Judges investigating the 2005 assassination of former Lebanese Prime Minister Rafik Hariri are considering whether to stage a trial in absentia for four Hezbollah members accused in the slaying.
The suspects were indicted earlier this year, but Hezbollah has refused to arrest them and send them for trial at the U.N.-backed Special Tribunal for Lebanon's courtroom.
The court said in a statement Monday that trial judges have been asked "to determine whether proceedings in absentia should be initiated" against the four men.
The Iranian-backed Shiite militia Hezbollah denies involvement in the Feb. 14, 2005, truck bombing that killed Hariri and 22 others, including the suicide bomber, in Beirut.

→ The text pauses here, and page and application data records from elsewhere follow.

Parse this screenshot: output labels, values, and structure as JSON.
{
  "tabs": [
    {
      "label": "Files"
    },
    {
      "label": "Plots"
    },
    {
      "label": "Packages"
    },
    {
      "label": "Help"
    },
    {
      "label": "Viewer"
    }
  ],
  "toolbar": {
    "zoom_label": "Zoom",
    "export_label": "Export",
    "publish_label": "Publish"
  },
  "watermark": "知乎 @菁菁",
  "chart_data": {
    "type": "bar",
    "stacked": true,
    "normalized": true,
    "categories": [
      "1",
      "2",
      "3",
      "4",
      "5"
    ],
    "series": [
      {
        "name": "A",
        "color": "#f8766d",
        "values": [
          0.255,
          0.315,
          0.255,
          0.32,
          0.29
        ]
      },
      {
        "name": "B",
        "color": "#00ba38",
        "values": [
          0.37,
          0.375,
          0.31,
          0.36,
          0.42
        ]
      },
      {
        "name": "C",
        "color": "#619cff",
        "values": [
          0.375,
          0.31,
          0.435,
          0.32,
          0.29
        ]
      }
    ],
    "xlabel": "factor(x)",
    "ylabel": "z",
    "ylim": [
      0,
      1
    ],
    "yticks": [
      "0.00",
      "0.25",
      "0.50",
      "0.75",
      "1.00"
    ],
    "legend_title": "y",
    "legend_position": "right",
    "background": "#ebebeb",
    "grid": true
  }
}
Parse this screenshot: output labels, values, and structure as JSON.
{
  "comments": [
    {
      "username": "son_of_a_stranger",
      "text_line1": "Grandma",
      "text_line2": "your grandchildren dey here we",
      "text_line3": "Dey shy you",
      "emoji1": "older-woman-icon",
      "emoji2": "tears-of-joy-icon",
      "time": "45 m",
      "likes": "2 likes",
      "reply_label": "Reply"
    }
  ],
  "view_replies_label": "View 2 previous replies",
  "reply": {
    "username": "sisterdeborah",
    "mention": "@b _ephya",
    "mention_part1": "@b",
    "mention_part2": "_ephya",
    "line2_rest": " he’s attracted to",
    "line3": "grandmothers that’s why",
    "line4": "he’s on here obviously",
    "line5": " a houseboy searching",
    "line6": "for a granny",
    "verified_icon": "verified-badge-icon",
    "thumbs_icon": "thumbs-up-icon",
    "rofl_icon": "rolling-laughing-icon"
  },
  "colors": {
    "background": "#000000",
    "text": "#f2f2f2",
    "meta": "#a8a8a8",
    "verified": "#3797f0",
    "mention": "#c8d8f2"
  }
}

The four suspects include Mustafa Badreddine, a Hezbollah commander who is also the suspected bombmaker for the 1983 bombing of the U.S. Marine barracks in Beirut that killed 241 Americans.
The other suspects are Salim Ayyash, also known as Abu Salim; Assad Sabra and Hassan Oneissi, who changed his name to Hassan Issa.
Under the tribunal's rules, judges can consider calling for a trial in absentia if the suspects are not arrested within 30 days of their names being advertised.
Monday's announcement comes a month after wanted posters for the four men were first displayed in Lebanon.